Animation/live-action hybrid look at Angola’s 1975 fight for independence
Dirs Raúl de la Fuente, Damian Nenow. Pol-Sp-Ger-Bel-Hun. 2018. 80 mins
The late Ryszard Kapuscinski’s memoir of his role in Angola’s 1975 fight for independence is brought to the screen as an unusual docudrama hybrid matching live-action and animation. The mixture is disconcerting at first, but gradually allows his front line testimony to emerge in a way that matches documentary authenticity with dramatic intensity.
It is when the film steps back into live-action that it starts to command your attention
The possibility of an “Under Fire meets Waltzing With Bashir” pitch should attract festival offers and audiences seeking fresh perspectives on living memory historical events.
The film provides a compact introduction to the events in 1975 leading to the date set for Angola’s independence on November 11th. The end of Portuguese colonial rule held out the possibility for lasting change whilst the country’s rich natural resources made it an inevitable prize for outside forces. As Vietnam ends, the Cold War moves on and both Soviet Russia and America pick their sides in what would become a civil war between competing liberation movements MPLA and UNITA. For ace Polish reporter Ryszard Kapuscinski it was the one place he had to be.

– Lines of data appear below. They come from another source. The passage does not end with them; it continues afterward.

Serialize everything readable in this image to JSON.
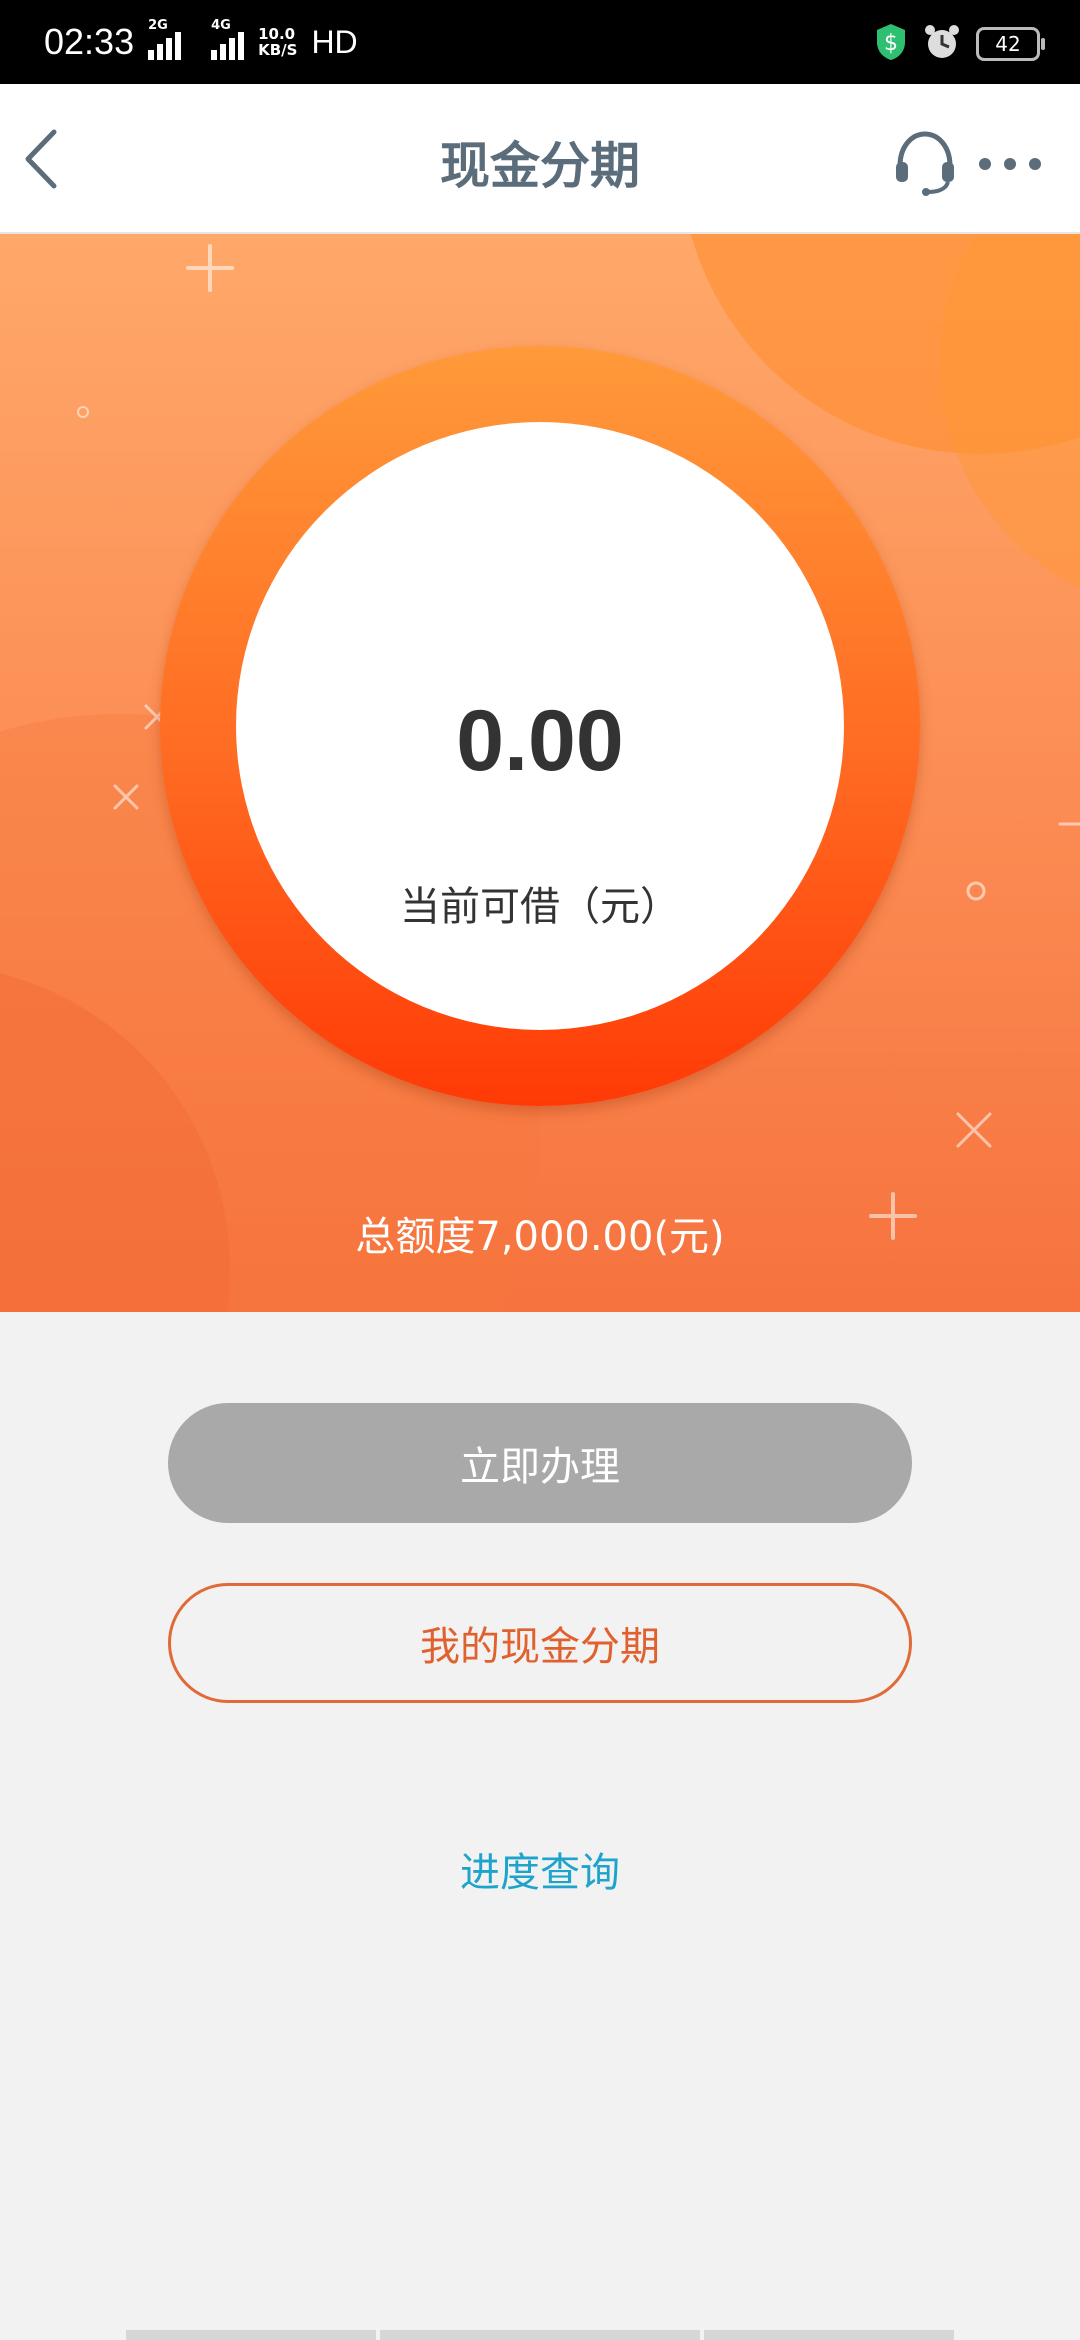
{
  "status_bar": {
    "time": "02:33",
    "signal1_label": "2G",
    "signal2_label": "4G",
    "speed_value": "10.0",
    "speed_unit": "KB/S",
    "hd_label": "HD",
    "battery": "42"
  },
  "header": {
    "title": "现金分期"
  },
  "hero": {
    "available_amount": "0.00",
    "available_label": "当前可借（元）",
    "total_limit": "总额度7,000.00(元)"
  },
  "actions": {
    "apply_label": "立即办理",
    "my_installment_label": "我的现金分期",
    "progress_query_label": "进度查询"
  },
  "colors": {
    "ring_top": "#ff9a3a",
    "ring_bottom": "#ff3a06",
    "hero_bg": "#fb8b52",
    "apply_disabled": "#a9a9a9",
    "accent_orange": "#e06a38",
    "link_blue": "#1ea4cc"
  },
  "icons": {
    "back": "back-arrow-icon",
    "service": "headset-icon",
    "more": "more-dots-icon",
    "security": "shield-dollar-icon",
    "alarm": "alarm-clock-icon"
  }
}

When Another Day Of Life slips into animation it immediately jars. Kapuscinski is depicted as the kind of reckless, square-jawed foreign reporter you might expect to find in a Sam Fuller B-movie, spouting platitudes, challenging authority and complete with suitably macho stubble. He feels a bit of a cliche. The slightly florid, simplistic screenplay and a bland vocal cast working in English only add to the unease.
Talk of a rebel hero in the south of the country sends Kapuscinski on a mission to interview the elusive General Farrusco. Could he be the Che Guevara of Angola? He is initially accompanied by fellow journalist Artur. Their animated journey has an immediacy and energy as bullets ricochet around them, charismatic guerrilla fighter Carlota intervenes to save them and roads are filled with the fly-strewn corpses of countless casualties.
It is when the film steps back into live-action and the real Arturo reflects back on those events that it starts to command your attention. Throughout, there are heartfelt memories from the survivors of the era, including Farrusco, and wews reports and black and white photographs give more of a sense of reality.
As South Africa invades from the south and Cuba commits itself to the fight, what had seemed a national struggle became part of a wider international conflict. When he obtains information that could change the course of history, a conscience-stricken Kapuscinski has to decide whether to honour his journalistic instinct for a good story or act for what he saw as the greater good of the country. Can he file copy when what he really wants is to take sides?
The human testimony is undoubtedly the most engaging aspect of Another Day Of Life, but the animated sequences earn their place when they provide a sense of the emotional turmoil that Kapuscinski experienced as he faced the chaos and horrors of a war that would continue until 2002.
Production companies Platige Films, Kanaki Films
International sales Indie Sales firstname.lastname@example.org
Producers Jarosław Sawko, Amaia Remirez
Screenplay Raúl de la Fuente, Amaia Remirez, Niall Johnson, David Weber, Damian Nenow based on the book by Ryszard Kapuscinski
Production design Rafal Wojtunik
Editing Raul de la Fuente
Cinematography Gorka Gómez-Andreu, Raul de la Fuente
Music Mikel Salas
Voice cast Kerry Shale, Youssef Kerkour, Daniel Flynn